'''

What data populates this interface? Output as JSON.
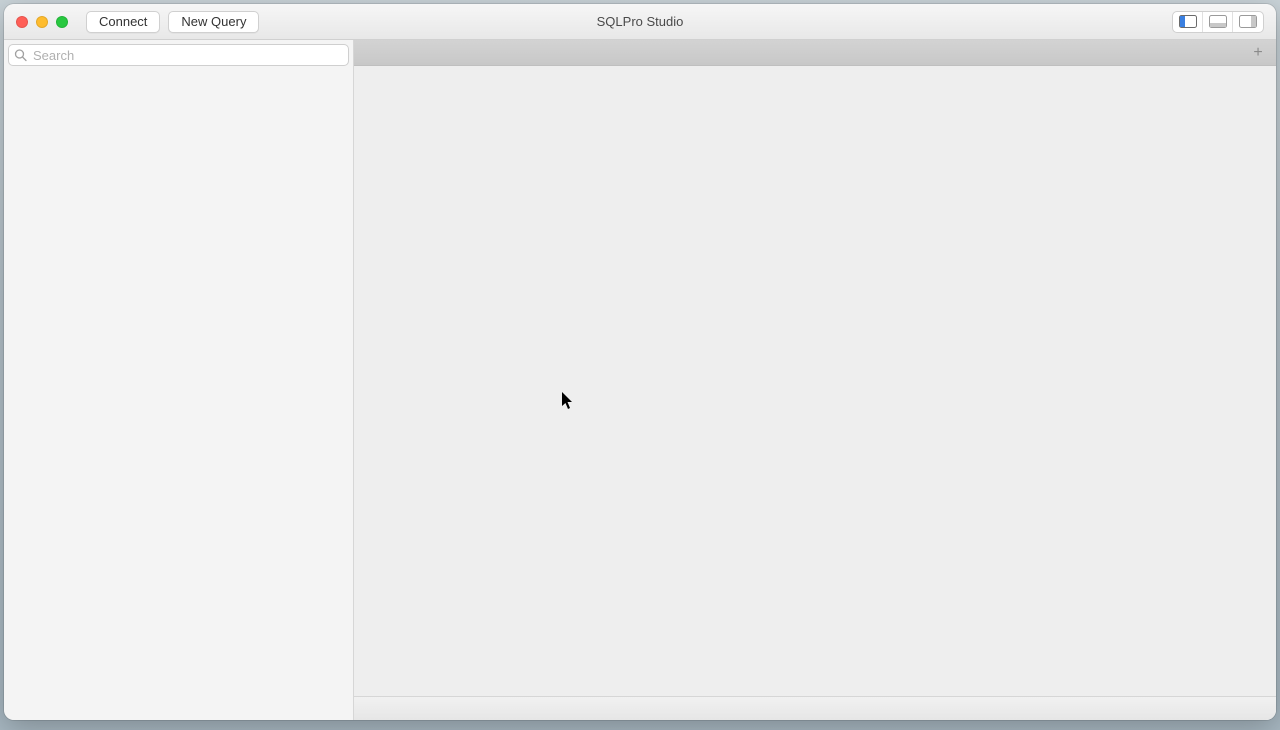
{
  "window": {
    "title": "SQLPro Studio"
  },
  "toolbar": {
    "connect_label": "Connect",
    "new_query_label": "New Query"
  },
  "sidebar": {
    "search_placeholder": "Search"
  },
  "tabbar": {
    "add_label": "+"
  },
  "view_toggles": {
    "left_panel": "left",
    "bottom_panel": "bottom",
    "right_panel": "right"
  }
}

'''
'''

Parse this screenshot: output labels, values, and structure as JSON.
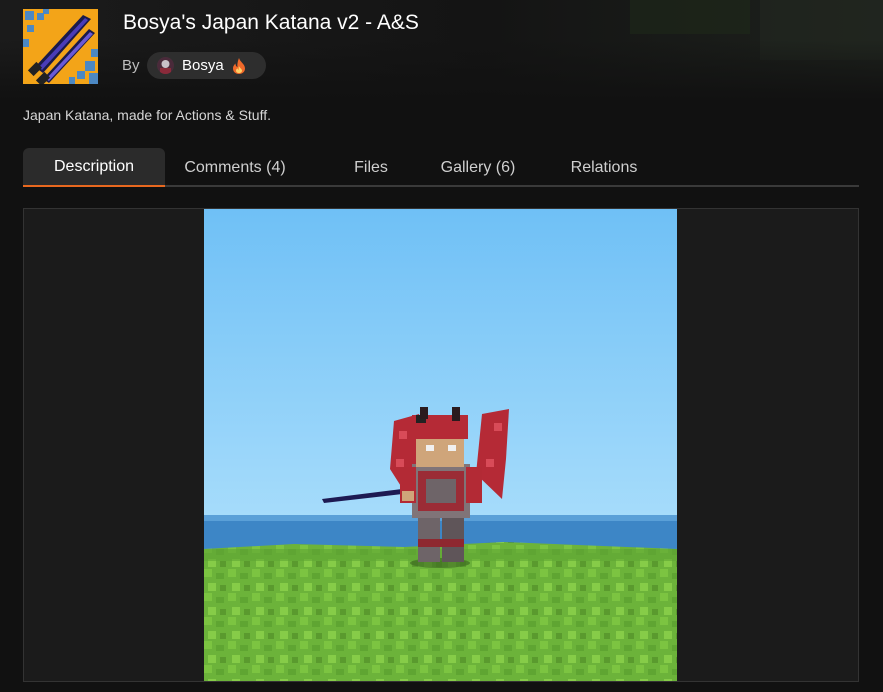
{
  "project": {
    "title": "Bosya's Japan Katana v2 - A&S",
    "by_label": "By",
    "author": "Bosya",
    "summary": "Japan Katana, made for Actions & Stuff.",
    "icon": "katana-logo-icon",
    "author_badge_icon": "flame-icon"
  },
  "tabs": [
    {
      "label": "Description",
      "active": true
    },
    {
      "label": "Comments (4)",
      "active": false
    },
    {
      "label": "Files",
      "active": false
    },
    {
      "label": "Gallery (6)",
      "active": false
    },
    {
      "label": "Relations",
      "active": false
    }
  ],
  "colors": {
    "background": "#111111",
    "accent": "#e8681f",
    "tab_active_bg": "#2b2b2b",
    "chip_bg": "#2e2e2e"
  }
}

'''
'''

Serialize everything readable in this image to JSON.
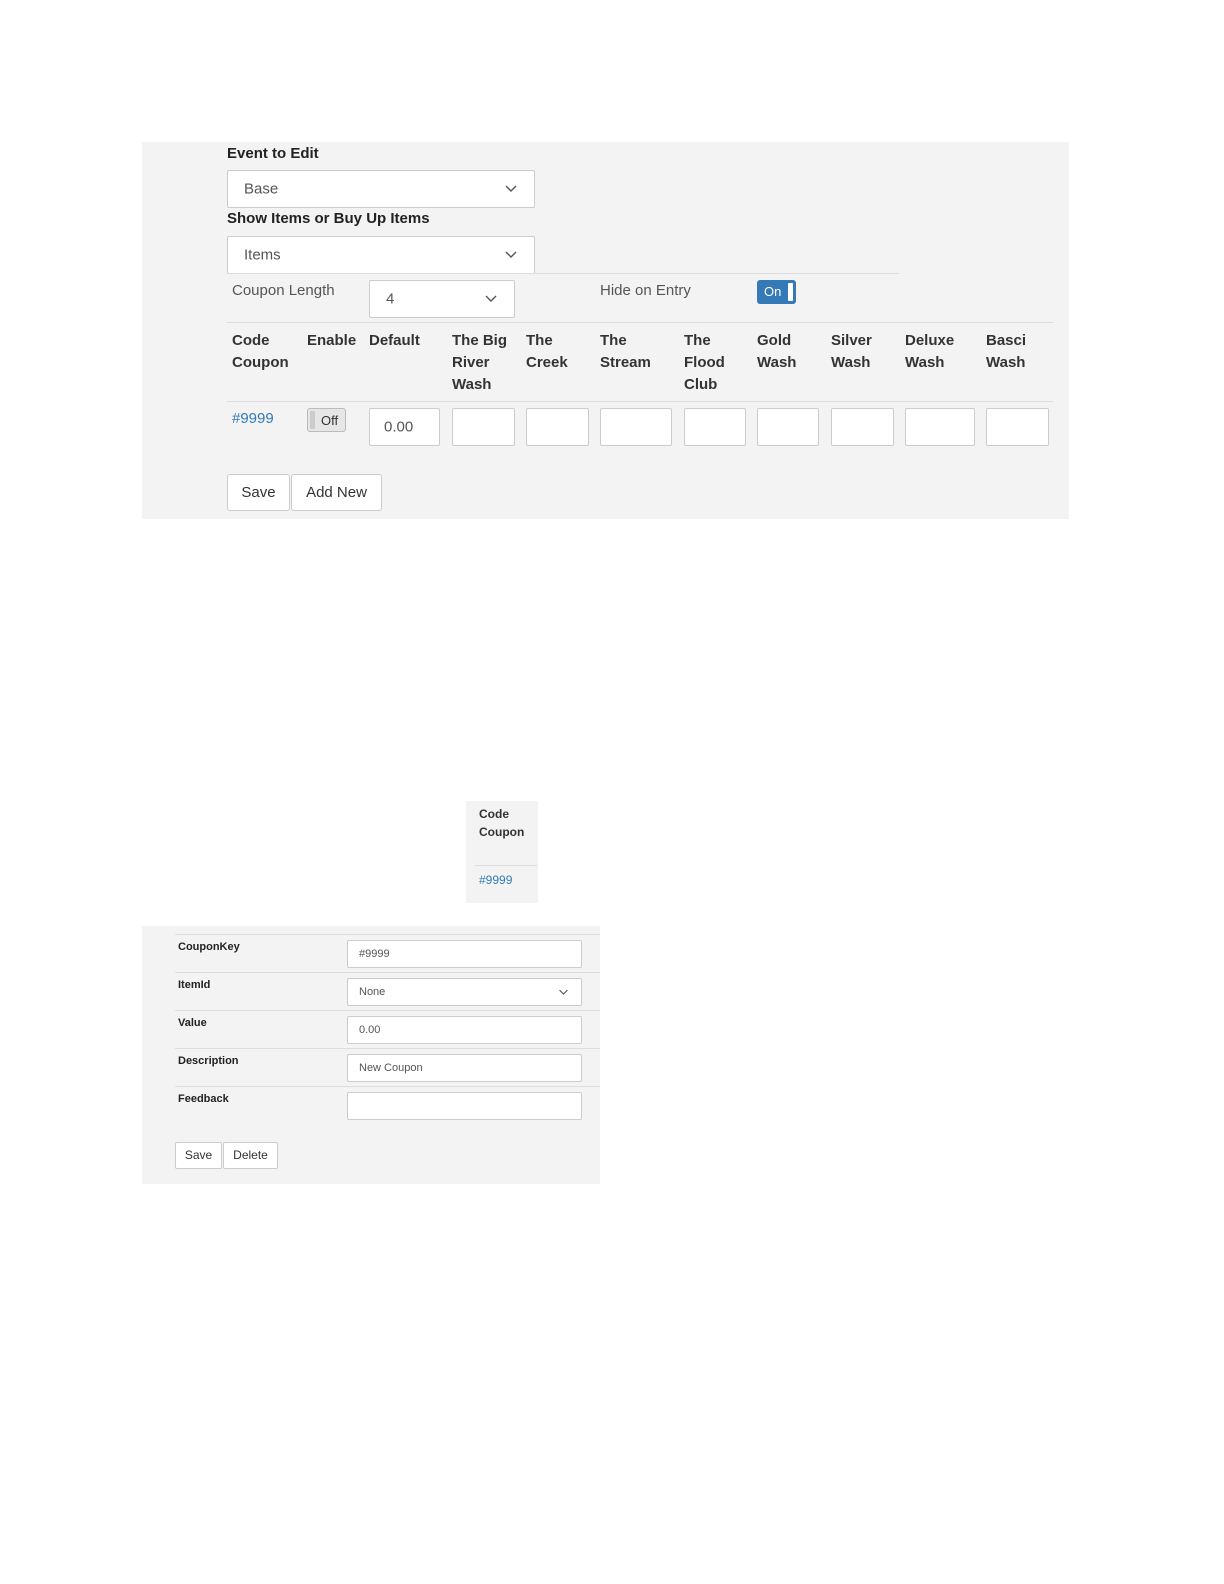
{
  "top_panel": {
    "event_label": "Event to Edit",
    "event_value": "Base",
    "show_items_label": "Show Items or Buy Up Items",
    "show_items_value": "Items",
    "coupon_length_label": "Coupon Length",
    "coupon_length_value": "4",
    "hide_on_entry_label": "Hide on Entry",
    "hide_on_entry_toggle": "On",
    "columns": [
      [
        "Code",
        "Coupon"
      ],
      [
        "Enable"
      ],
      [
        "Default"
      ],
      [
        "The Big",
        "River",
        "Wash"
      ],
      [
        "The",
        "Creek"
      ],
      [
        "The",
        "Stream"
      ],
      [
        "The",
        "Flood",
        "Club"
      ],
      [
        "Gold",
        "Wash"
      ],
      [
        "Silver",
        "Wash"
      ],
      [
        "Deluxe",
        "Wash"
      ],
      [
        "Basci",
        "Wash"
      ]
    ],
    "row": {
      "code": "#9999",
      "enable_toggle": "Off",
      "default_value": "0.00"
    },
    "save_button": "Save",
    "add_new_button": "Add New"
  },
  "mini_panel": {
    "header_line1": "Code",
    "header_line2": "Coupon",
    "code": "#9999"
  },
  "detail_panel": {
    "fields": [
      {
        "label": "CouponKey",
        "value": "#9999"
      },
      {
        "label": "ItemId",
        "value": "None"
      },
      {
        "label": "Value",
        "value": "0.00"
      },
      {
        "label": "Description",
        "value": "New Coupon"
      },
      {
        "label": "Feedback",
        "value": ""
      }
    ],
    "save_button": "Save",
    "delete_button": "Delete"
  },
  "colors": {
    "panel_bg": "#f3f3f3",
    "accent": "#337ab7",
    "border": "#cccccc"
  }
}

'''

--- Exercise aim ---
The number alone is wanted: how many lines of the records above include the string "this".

--- Completed task ---
3